- Childhood obesity is at an all-time high. Canadian statistics (1978/ 1979 and 2004) show that the prevalence of obesity is on the rise. 26% of Canadian children aged 2-17 are now overweight or obese, compared with 15% in 1978/79. Instances of obesity have tripled among the 12-17-year-old age bracket, ballooning from 3% to 9%.
- Sustainability efforts and carbon footprint reductions have increased support for locally grown produce.
- Ethnic cuisine and student diversity have cultivated new tastes and trends.
- Allergies and food sensitivities have demanded alternatives, such as peanut-free, kosher or vegetarian meals.
Add to that the fact that school boards across Canada continue to take steps to ban fatty and sugary foods from being sold at schools, and you have a recipe for change. How dramatic that change is up to you. Whether you simply elect to minimize soda offerings or go completely sugar-free school-wide, you’ll first want to communicate with and receive input from students, parents, staff and taxpayers.
It’s always best to find a champion.
No matter their age, students have learned that eating healthy means living better – even if they don’t personally put it into practice. By enlisting a club or a few influential students and/or staff to help lead the charge, student buy-in will come easier. If the students are happy, parents will likely be as well. Provide the healthy food ambassadors with resources to spread the word and get others on board. For older students, give them Lunch Caddies to carry fresh snacks. For younger students, provide stickers or temporary tattoos that feature vegetables, fruits and grains they can wear and share.
Build awareness and increase education.
As your school’s menu options change, ensuring that your constituents understand the nutritional value and health benefits will be valuable to preventing push-back. Provide incoming or potential college freshmen with Black Spooner Mugs that feature the school’s logo and are filled with pamphlets about the campus’ nutritional offerings.
Parents of K-12 should receive information in their back-to-school packets, as well as through any monthly menu mailings or online updates. Consider sending logo’d reusable grocery bags home at student registration days filled with healthy eating tips and the myriad of forms and worksheets that are always a staple.
Embrace change and make school lunch a differentiator.
Change is hard, but if your school elects to embrace a menu overhaul, consider shouting it from the rooftops. Use it as a differentiator to attract new students and families that embrace your efforts, and include it in your recruitment plan. Give every student a Sport Bottle to use for water instead of soda or energy drinks. Encourage health class teachers to keep a food and fitness journals by handing out the Essence Journal, and get parents involved by offering a “healthy living” program through your PTA.
The days of plastic trays heaped with Tater Tots smothered in gravy may elicit fond memories from our childhood, but times have changed and so have school menu offerings.
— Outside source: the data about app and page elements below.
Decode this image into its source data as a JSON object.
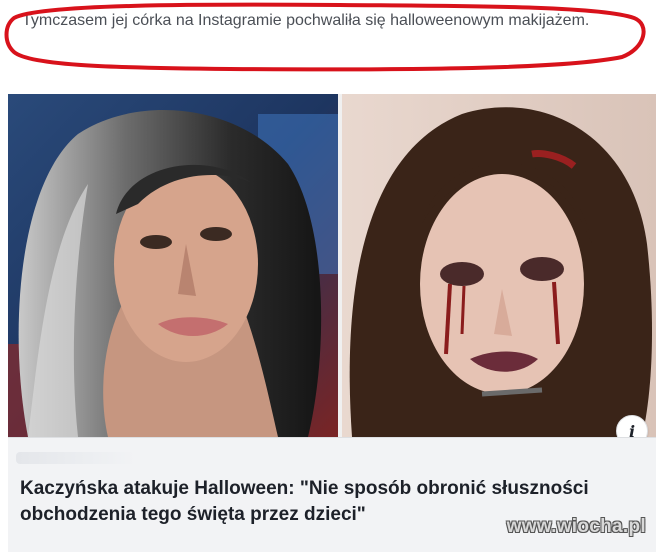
{
  "post": {
    "caption": "Tymczasem jej córka na Instagramie pochwaliła się halloweenowym makijażem."
  },
  "link_preview": {
    "headline": "Kaczyńska atakuje Halloween: \"Nie sposób obronić słuszności obchodzenia tego święta przez dzieci\"",
    "info_icon_glyph": "i"
  },
  "watermark": "www.wiocha.pl",
  "colors": {
    "annotation_red": "#d8121b",
    "link_box_bg": "#f2f3f5",
    "headline_text": "#1d2129",
    "caption_text": "#4b4f56"
  }
}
Today, you’re more likely to find tofu, turkey burgers and alfalfa sprouts … and kids don’t seem to mind!